Yesterday was another bad one for the markets. Worries continue to build around the energy sector, the European banking system, emerging markets . . . the list goes on and on.
Clearly, stock markets worldwide are betting on a serious downturn. Strangely, though, economists in general (myself included) think the global economy is much more likely to continue growing than move into recession.
Which should we believe: the markets or the pundits?
Economists vs. the market
In most cases, I’d side with the markets, which have a pretty good record at getting things right over time. In this case, however, history suggests we should listen to the economists. John Kenneth Galbraith famously said, “The only function of economic forecasting is to make astrology look respectable.” In this case, the stock market is even worse.
As Gluskin Sheff’s David Rosenberg recently joked, the stock market has predicted 27 of the past 11 recessions. The consensus of economists, in contrast, has missed most of them until well after they’ve actually begun. In other words, the stock market tends to overpredict, while the economists tend to underpredict. At times like this, the stock market is probably too pessimistic, while the economists are too cheerful.
No matter how you slice it, data doesn’t indicate recession
To our credit, economists tend to point to underlying data to support our decisions. (My monthly risk factor update is a good example.) There is enormous variability in the measures different economists consider important, and in how those measures are interpreted, which can lead to disparate conclusions, but the data is what it is.
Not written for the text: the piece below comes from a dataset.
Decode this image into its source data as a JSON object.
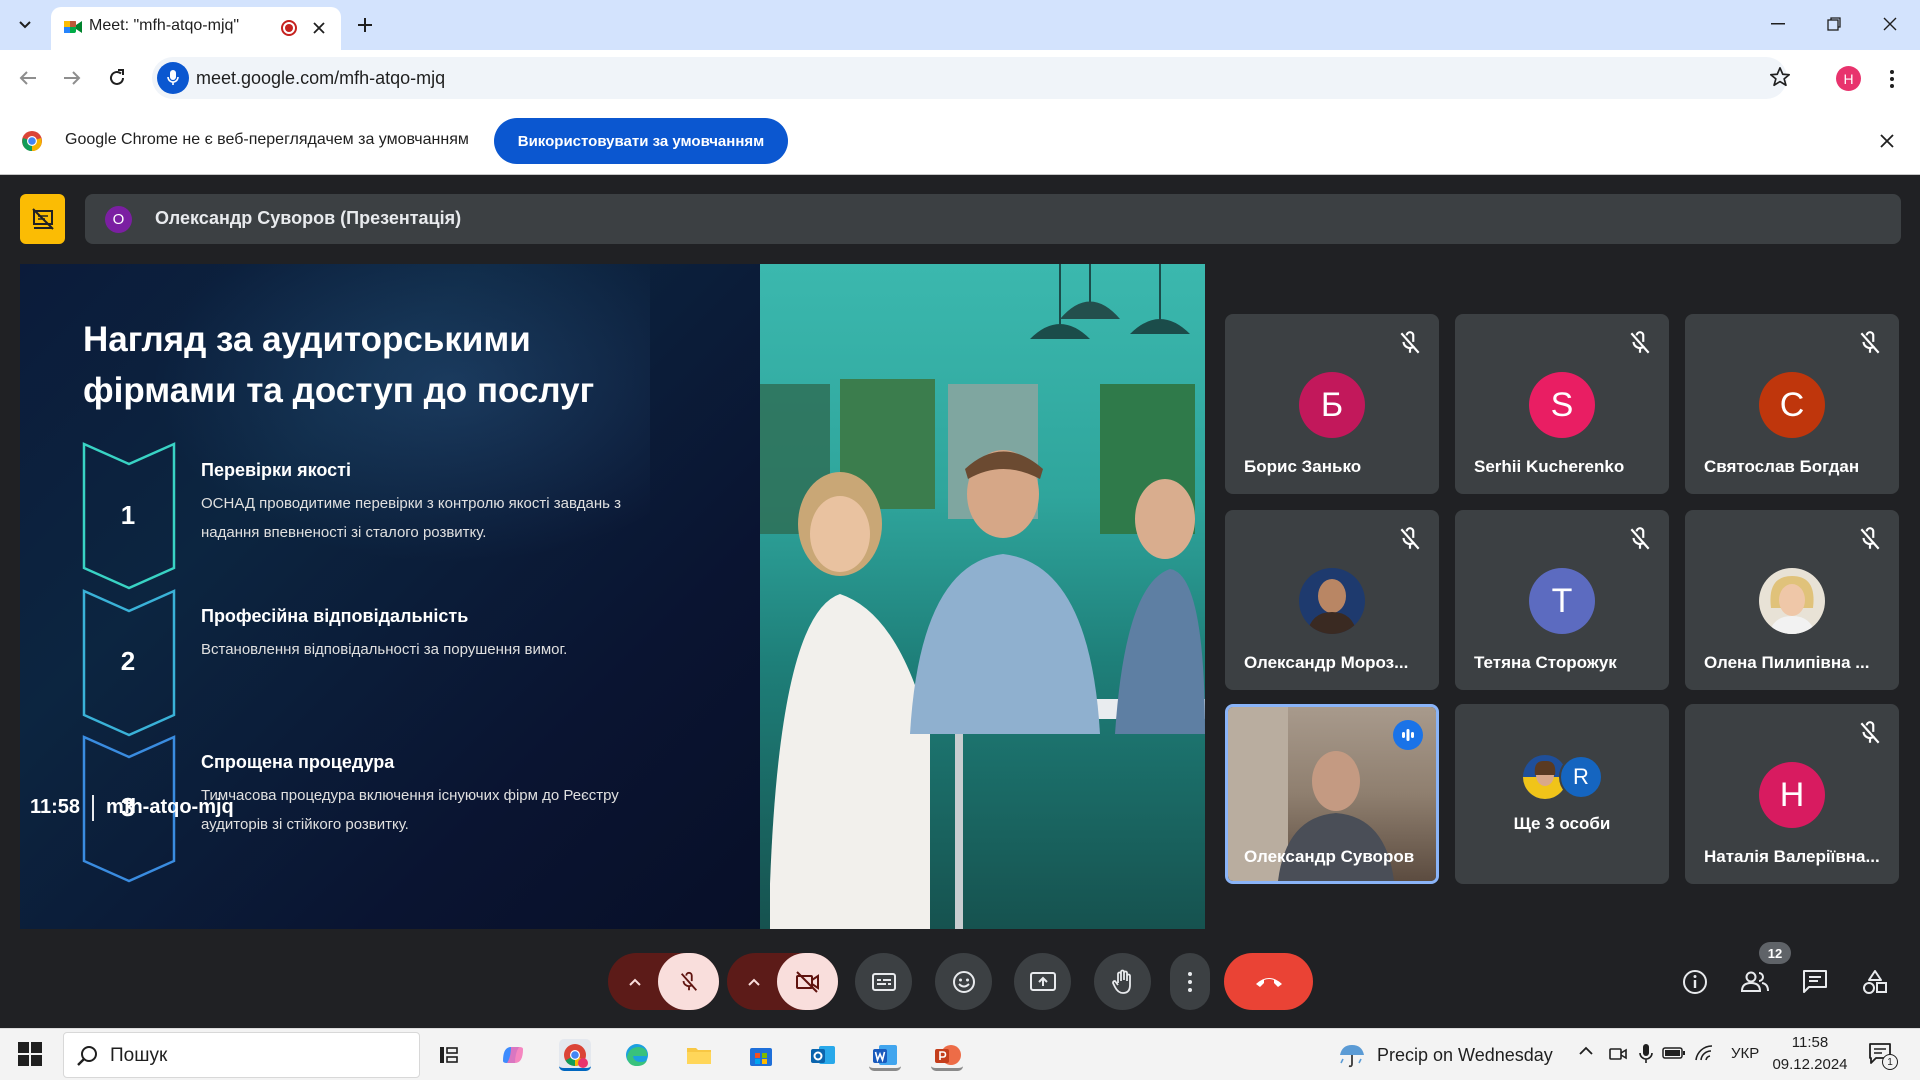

I’ve been looking at a number of economic analyses that identify various favored metrics, and almost all of those indicators—more than 90 percent—aren’t close to the red zone. (My review spans multiple firms and analysts, with a variety of viewpoints.) Even if we ignore the opinions, the weight of the indicators—all of which have a very good track record of highlighting recessions—suggests we just aren’t headed that way yet.
My own indicators are actually among the more pessimistic, which I was pleased to see, as I deliberately selected them to cover a broad spectrum of the economy and risk factors. Even based on my metrics, however, the economy still comes out looking solid. Risk is certainly there, but it’s relatively low at this point.
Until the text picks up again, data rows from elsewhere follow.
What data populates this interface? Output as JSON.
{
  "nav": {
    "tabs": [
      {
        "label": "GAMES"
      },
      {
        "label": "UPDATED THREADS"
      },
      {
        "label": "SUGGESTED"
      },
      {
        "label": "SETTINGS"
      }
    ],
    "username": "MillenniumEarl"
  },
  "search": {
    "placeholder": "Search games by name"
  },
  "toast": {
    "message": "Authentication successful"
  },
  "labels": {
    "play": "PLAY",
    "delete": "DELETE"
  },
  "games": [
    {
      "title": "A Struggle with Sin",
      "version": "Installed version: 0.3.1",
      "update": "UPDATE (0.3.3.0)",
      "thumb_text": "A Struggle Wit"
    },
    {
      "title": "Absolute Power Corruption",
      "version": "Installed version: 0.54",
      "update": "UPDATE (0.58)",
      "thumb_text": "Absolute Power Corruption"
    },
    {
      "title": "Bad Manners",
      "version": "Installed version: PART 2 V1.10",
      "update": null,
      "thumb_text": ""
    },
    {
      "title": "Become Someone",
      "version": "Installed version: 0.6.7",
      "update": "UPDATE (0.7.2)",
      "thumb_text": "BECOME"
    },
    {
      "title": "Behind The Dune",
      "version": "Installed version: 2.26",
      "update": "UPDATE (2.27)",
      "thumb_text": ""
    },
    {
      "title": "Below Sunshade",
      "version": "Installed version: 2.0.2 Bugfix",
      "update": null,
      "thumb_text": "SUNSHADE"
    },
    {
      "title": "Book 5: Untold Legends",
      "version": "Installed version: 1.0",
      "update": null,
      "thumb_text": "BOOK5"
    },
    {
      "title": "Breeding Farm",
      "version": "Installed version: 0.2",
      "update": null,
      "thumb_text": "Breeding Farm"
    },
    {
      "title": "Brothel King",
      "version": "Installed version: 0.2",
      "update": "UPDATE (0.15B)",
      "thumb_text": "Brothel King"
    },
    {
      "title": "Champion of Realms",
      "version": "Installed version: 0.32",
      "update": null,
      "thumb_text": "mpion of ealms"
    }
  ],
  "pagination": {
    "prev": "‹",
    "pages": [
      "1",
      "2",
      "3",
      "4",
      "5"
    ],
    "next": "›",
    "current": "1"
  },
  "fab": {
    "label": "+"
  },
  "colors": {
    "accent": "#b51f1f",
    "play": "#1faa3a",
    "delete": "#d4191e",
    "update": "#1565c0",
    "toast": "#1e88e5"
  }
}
Ignore the wildly wagging market
The stock market says recession, but it is too pessimistic well over half the time. The vast majority of the fundamental indicators say continued growth, and they are rarely wrong individually, and even less so on a collective basis.
From a real-world perspective, the real economy affects more people, to a much greater degree, than the financial economy. I’m not minimizing the markets, but they do bounce around over time. With more people getting jobs, with pay rising at a faster pace, and with car and home sales rising, the real economy continues to improve. Today’s much-better-than-expected retail sales number suggests that the average person gets that.
The real economy is the dog; the stock market is the tail. As anyone who has had a large dog knows, the tail can do a lot of damage, but it is ultimately under the control of the dog. What almost all of the data is telling us is that the dog is fine, even if the tail is whipping around at the moment.